Stored dataset items
----
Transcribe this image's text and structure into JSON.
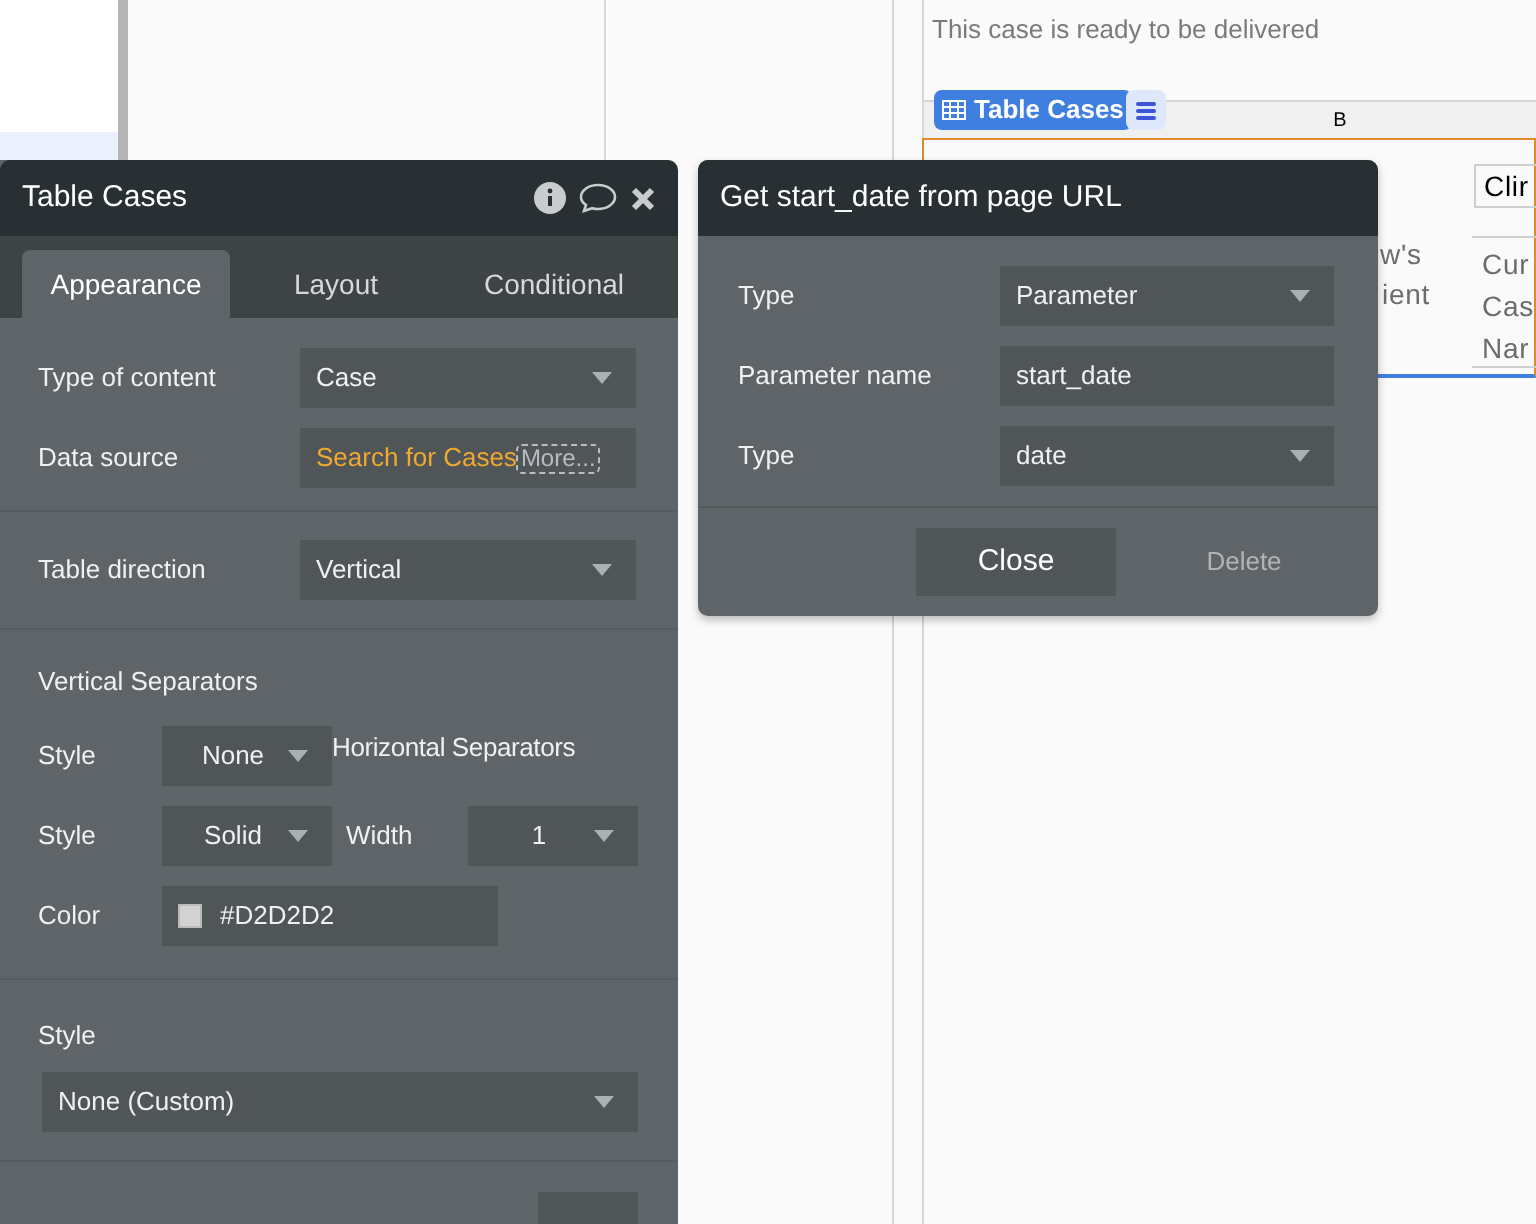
{
  "canvas": {
    "message": "This case is ready to be delivered",
    "element_badge": "Table Cases",
    "column_label": "B",
    "cells": [
      {
        "text": "Clir",
        "kind": "boxed"
      },
      {
        "text": "w's",
        "kind": "plain"
      },
      {
        "text": "Cur",
        "kind": "plain"
      },
      {
        "text": "ient",
        "kind": "plain"
      },
      {
        "text": "Cas",
        "kind": "plain"
      },
      {
        "text": "Nar",
        "kind": "plain"
      }
    ]
  },
  "property_editor": {
    "title": "Table Cases",
    "tabs": [
      {
        "label": "Appearance",
        "selected": true
      },
      {
        "label": "Layout",
        "selected": false
      },
      {
        "label": "Conditional",
        "selected": false
      }
    ],
    "type_of_content": {
      "label": "Type of content",
      "value": "Case"
    },
    "data_source": {
      "label": "Data source",
      "value": "Search for Cases",
      "more": "More..."
    },
    "table_direction": {
      "label": "Table direction",
      "value": "Vertical"
    },
    "vertical_separators": {
      "heading": "Vertical Separators",
      "style_label": "Style",
      "style_value": "None"
    },
    "horizontal_separators": {
      "heading": "Horizontal Separators",
      "style_label": "Style",
      "style_value": "Solid",
      "width_label": "Width",
      "width_value": "1",
      "color_label": "Color",
      "color_value": "#D2D2D2",
      "color": "#d2d2d2"
    },
    "style": {
      "label": "Style",
      "value": "None (Custom)"
    }
  },
  "url_dialog": {
    "title": "Get start_date from page URL",
    "rows": [
      {
        "label": "Type",
        "value": "Parameter",
        "kind": "dropdown"
      },
      {
        "label": "Parameter name",
        "value": "start_date",
        "kind": "text"
      },
      {
        "label": "Type",
        "value": "date",
        "kind": "dropdown"
      }
    ],
    "buttons": [
      {
        "label": "Close",
        "kind": "primary"
      },
      {
        "label": "Delete",
        "kind": "secondary"
      }
    ]
  }
}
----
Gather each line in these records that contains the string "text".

Transcribe this image's text and structure into JSON.
        "text": "Clir",
        "text": "w's",
        "text": "Cur",
        "text": "ient",
        "text": "Cas",
        "text": "Nar",
        "kind": "text"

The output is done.